TASK TO COMPLETE → The answer must be every line of the records below that contains the word "data", copied out.

>>>>>

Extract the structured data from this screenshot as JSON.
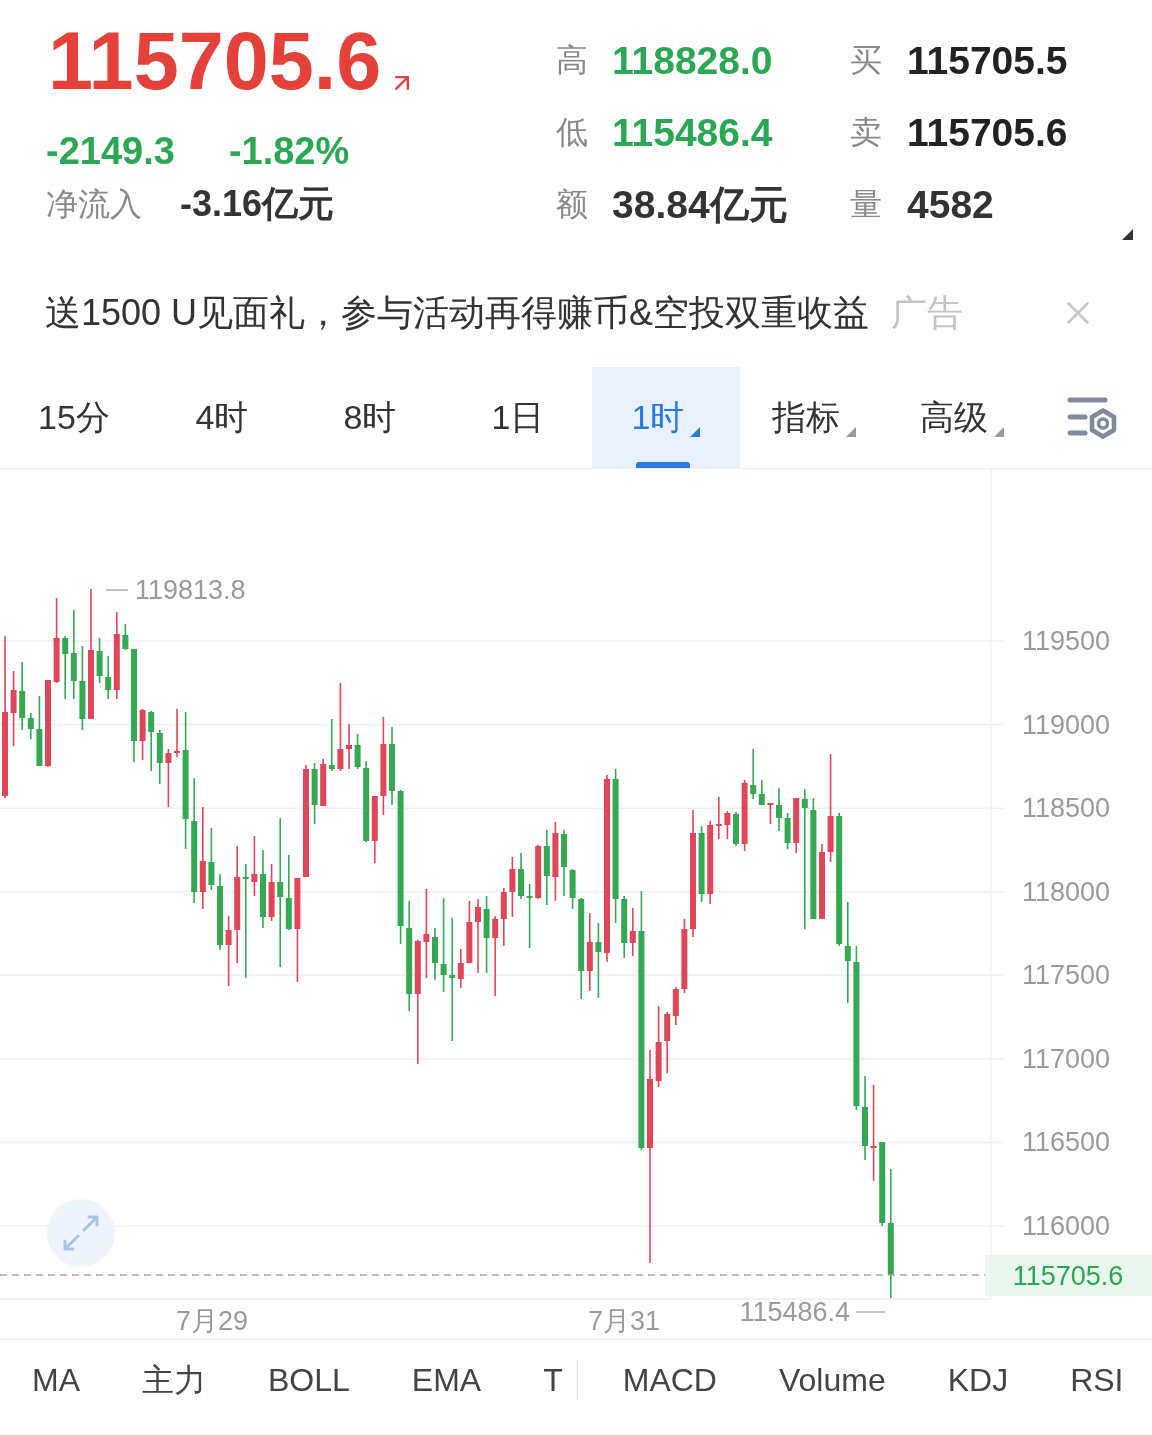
{
  "quote": {
    "price": "115705.6",
    "price_rising": true,
    "change": "-2149.3",
    "change_percent": "-1.82%",
    "change_rising": false,
    "net_inflow_label": "净流入",
    "net_inflow": "-3.16亿元"
  },
  "stats": [
    {
      "label": "高",
      "value": "118828.0",
      "color": "#2aa752"
    },
    {
      "label": "买",
      "value": "115705.5",
      "color": "#222222"
    },
    {
      "label": "低",
      "value": "115486.4",
      "color": "#2aa752"
    },
    {
      "label": "卖",
      "value": "115705.6",
      "color": "#222222"
    },
    {
      "label": "额",
      "value": "38.84亿元",
      "color": "#333333"
    },
    {
      "label": "量",
      "value": "4582",
      "color": "#333333"
    }
  ],
  "banner": {
    "text": "送1500 U见面礼，参与活动再得赚币&空投双重收益",
    "tag": "广告"
  },
  "timeframes": [
    {
      "label": "15分",
      "selected": false,
      "dropdown": false
    },
    {
      "label": "4时",
      "selected": false,
      "dropdown": false
    },
    {
      "label": "8时",
      "selected": false,
      "dropdown": false
    },
    {
      "label": "1日",
      "selected": false,
      "dropdown": false
    },
    {
      "label": "1时",
      "selected": true,
      "dropdown": true
    },
    {
      "label": "指标",
      "selected": false,
      "dropdown": true
    },
    {
      "label": "高级",
      "selected": false,
      "dropdown": true
    }
  ],
  "chart": {
    "price_axis": [
      "119500",
      "119000",
      "118500",
      "118000",
      "117500",
      "117000",
      "116500",
      "116000"
    ],
    "date_axis": [
      "7月29",
      "7月31"
    ],
    "high_label": "119813.8",
    "low_label": "115486.4",
    "last_price": "115705.6"
  },
  "indicators": {
    "main": [
      "MA",
      "主力",
      "BOLL",
      "EMA",
      "T"
    ],
    "sub": [
      "MACD",
      "Volume",
      "KDJ",
      "RSI"
    ]
  }
}
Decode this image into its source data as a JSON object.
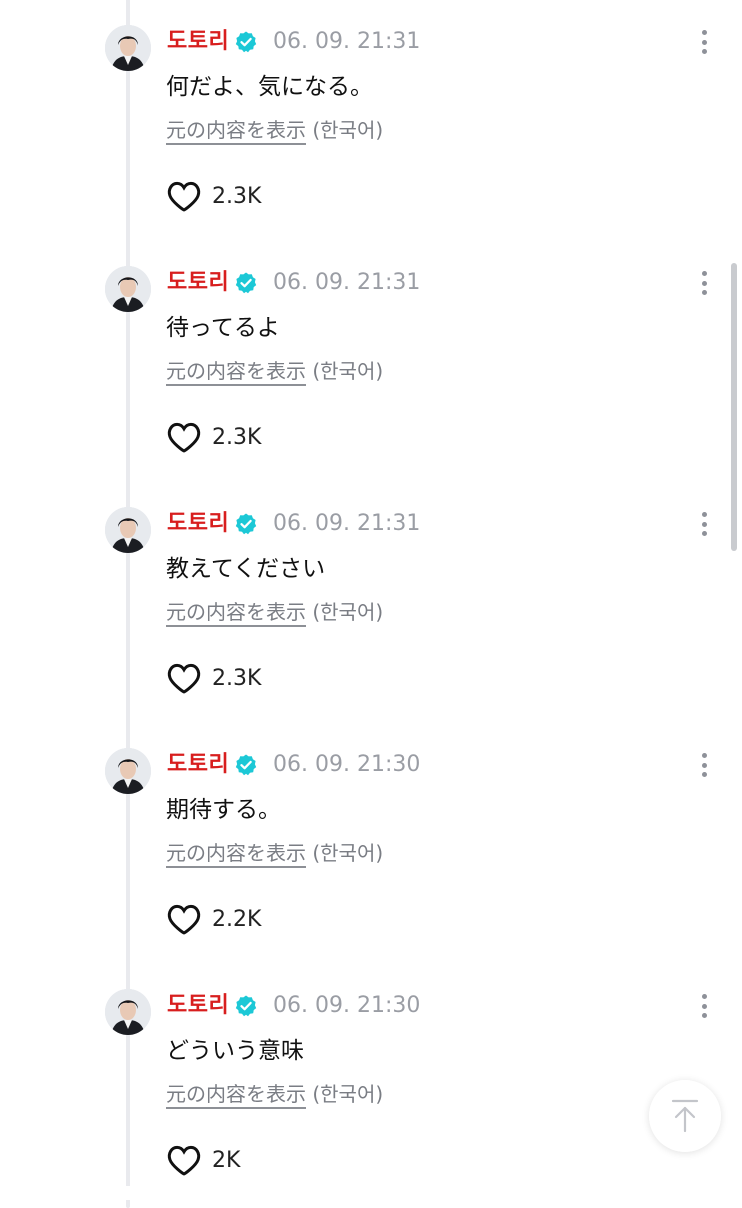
{
  "comments": [
    {
      "author": "도토리",
      "timestamp": "06. 09. 21:31",
      "text": "何だよ、気になる。",
      "translate_link": "元の内容を表示",
      "translate_lang": "(한국어)",
      "likes": "2.3K"
    },
    {
      "author": "도토리",
      "timestamp": "06. 09. 21:31",
      "text": "待ってるよ",
      "translate_link": "元の内容を表示",
      "translate_lang": "(한국어)",
      "likes": "2.3K"
    },
    {
      "author": "도토리",
      "timestamp": "06. 09. 21:31",
      "text": "教えてください",
      "translate_link": "元の内容を表示",
      "translate_lang": "(한국어)",
      "likes": "2.3K"
    },
    {
      "author": "도토리",
      "timestamp": "06. 09. 21:30",
      "text": "期待する。",
      "translate_link": "元の内容を表示",
      "translate_lang": "(한국어)",
      "likes": "2.2K"
    },
    {
      "author": "도토리",
      "timestamp": "06. 09. 21:30",
      "text": "どういう意味",
      "translate_link": "元の内容を表示",
      "translate_lang": "(한국어)",
      "likes": "2K"
    }
  ],
  "icons": {
    "verified": "verified-badge-icon",
    "like": "heart-outline-icon",
    "more": "more-vertical-icon",
    "scroll_top": "arrow-up-to-top-icon"
  },
  "colors": {
    "author_name": "#d81e1e",
    "verified_badge": "#1cc8d6",
    "timestamp": "#9a9da4",
    "thread_line": "#e9eaee"
  }
}
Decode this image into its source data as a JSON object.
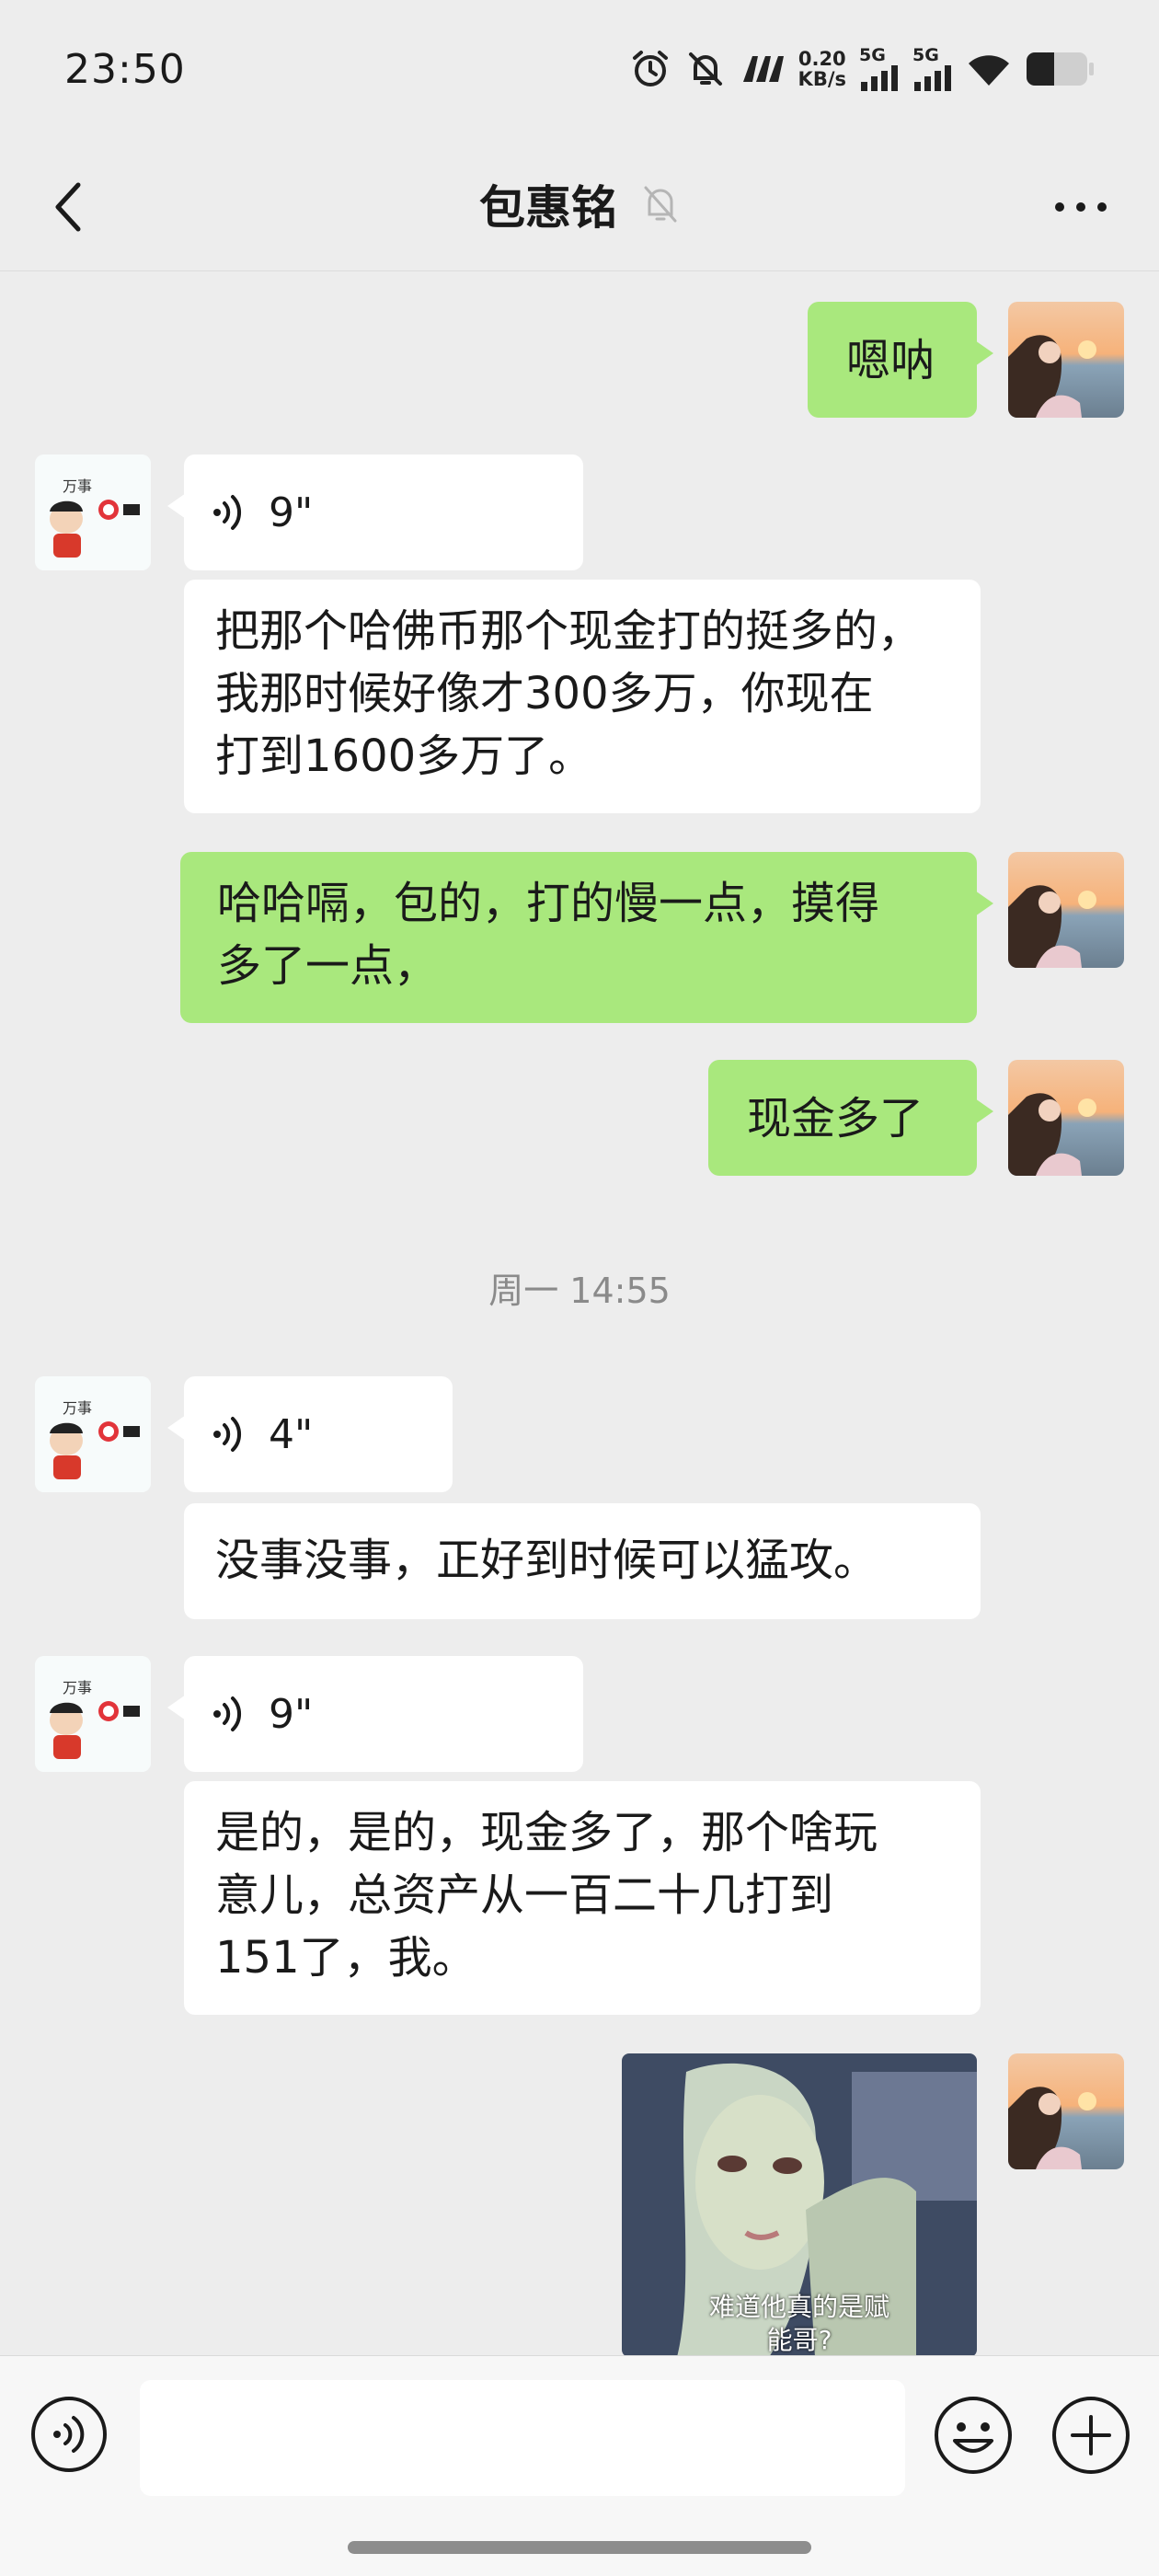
{
  "status_bar": {
    "time": "23:50",
    "net_speed_value": "0.20",
    "net_speed_unit": "KB/s",
    "signal_1_label": "5G",
    "signal_2_label": "5G",
    "icons": [
      "alarm-icon",
      "mute-icon",
      "nfc-icon",
      "signal-icon",
      "signal-icon",
      "wifi-icon",
      "battery-icon"
    ],
    "battery_level": 0.45
  },
  "header": {
    "title": "包惠铭",
    "icons": [
      "back-arrow-icon",
      "bell-off-icon",
      "more-icon"
    ]
  },
  "messages": [
    {
      "side": "right",
      "type": "text",
      "text": "嗯呐"
    },
    {
      "side": "left",
      "type": "voice",
      "duration": "9\""
    },
    {
      "side": "left",
      "type": "text",
      "lines": [
        "把那个哈佛币那个现金打的挺多的，",
        "我那时候好像才300多万，你现在",
        "打到1600多万了。"
      ]
    },
    {
      "side": "right",
      "type": "text",
      "lines": [
        "哈哈嗝，包的，打的慢一点，摸得",
        "多了一点，"
      ]
    },
    {
      "side": "right",
      "type": "text",
      "text": "现金多了"
    },
    {
      "type": "timestamp",
      "text": "周一 14:55"
    },
    {
      "side": "left",
      "type": "voice",
      "duration": "4\""
    },
    {
      "side": "left",
      "type": "text",
      "text": "没事没事，正好到时候可以猛攻。"
    },
    {
      "side": "left",
      "type": "voice",
      "duration": "9\""
    },
    {
      "side": "left",
      "type": "text",
      "lines": [
        "是的，是的，现金多了，那个啥玩",
        "意儿，总资产从一百二十几打到",
        "151了，我。"
      ]
    },
    {
      "side": "right",
      "type": "media",
      "caption_lines": [
        "难道他真的是赋",
        "能哥?"
      ]
    }
  ],
  "colors": {
    "background": "#ededed",
    "bubble_green": "#a9e87d",
    "bubble_white": "#ffffff",
    "timestamp_text": "#8a8a8a"
  },
  "bottom_bar": {
    "icons": [
      "voice-mode-icon",
      "emoji-icon",
      "plus-icon"
    ],
    "input_value": ""
  }
}
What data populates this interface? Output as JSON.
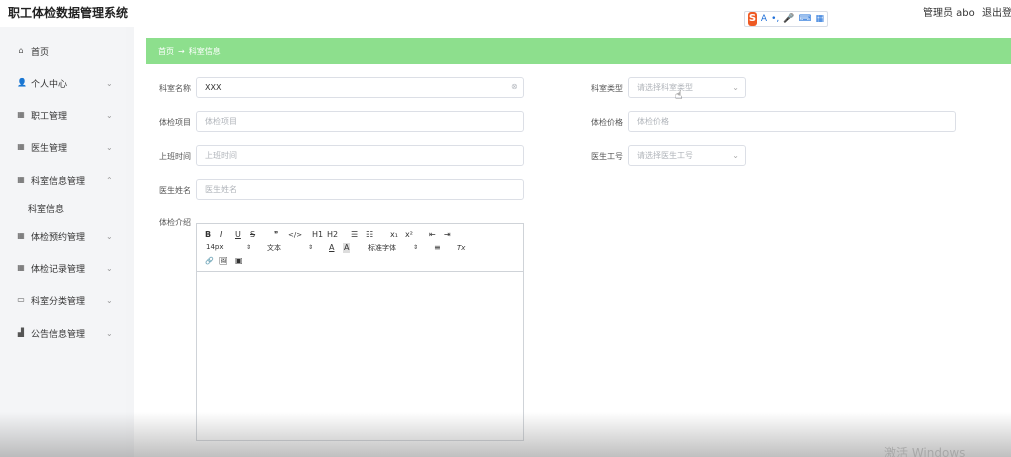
{
  "app": {
    "title": "职工体检数据管理系统",
    "user_label": "管理员 abo",
    "logout_label": "退出登录"
  },
  "ime_toolbar": {
    "logo": "S",
    "glyphs": [
      "A",
      "•,",
      "🎤",
      "⌨",
      "▦"
    ]
  },
  "sidebar": {
    "items": [
      {
        "label": "首页",
        "icon": "home-icon",
        "has_caret": false
      },
      {
        "label": "个人中心",
        "icon": "person-icon",
        "has_caret": true
      },
      {
        "label": "职工管理",
        "icon": "grid-icon",
        "has_caret": true
      },
      {
        "label": "医生管理",
        "icon": "grid-icon",
        "has_caret": true
      },
      {
        "label": "科室信息管理",
        "icon": "grid-icon",
        "has_caret": true
      },
      {
        "label": "体检预约管理",
        "icon": "grid-icon",
        "has_caret": true
      },
      {
        "label": "体检记录管理",
        "icon": "grid-icon",
        "has_caret": true
      },
      {
        "label": "科室分类管理",
        "icon": "chat-icon",
        "has_caret": true
      },
      {
        "label": "公告信息管理",
        "icon": "chart-icon",
        "has_caret": true
      }
    ],
    "submenu": {
      "label": "科室信息"
    }
  },
  "breadcrumb": {
    "home": "首页",
    "separator": "→",
    "current": "科室信息"
  },
  "form": {
    "dept_name": {
      "label": "科室名称",
      "value": "XXX"
    },
    "dept_type": {
      "label": "科室类型",
      "placeholder": "请选择科室类型"
    },
    "exam_item": {
      "label": "体检项目",
      "placeholder": "体检项目"
    },
    "exam_price": {
      "label": "体检价格",
      "placeholder": "体检价格"
    },
    "work_time": {
      "label": "上班时间",
      "placeholder": "上班时间"
    },
    "doctor_id": {
      "label": "医生工号",
      "placeholder": "请选择医生工号"
    },
    "doctor_name": {
      "label": "医生姓名",
      "placeholder": "医生姓名"
    },
    "exam_intro": {
      "label": "体检介绍"
    }
  },
  "editor": {
    "font_size": "14px",
    "block_type": "文本",
    "font_family": "标准字体",
    "buttons_row1": [
      "B",
      "I",
      "U",
      "S",
      "❞",
      "</>",
      "H1",
      "H2",
      "☰",
      "☷",
      "x₁",
      "x²",
      "⇤",
      "⇥"
    ],
    "buttons_row2_right": [
      "A",
      "A",
      "≡",
      "Tx"
    ],
    "buttons_row3": [
      "🔗",
      "🖼",
      "▣"
    ]
  },
  "watermark": "激活 Windows"
}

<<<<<

EXERCISE RESULT →
Extract the structured data from this screenshot as JSON.
Decode this image into its source data as a JSON object.
Decode this image into its source data as a JSON object.
What data populates this interface? Output as JSON.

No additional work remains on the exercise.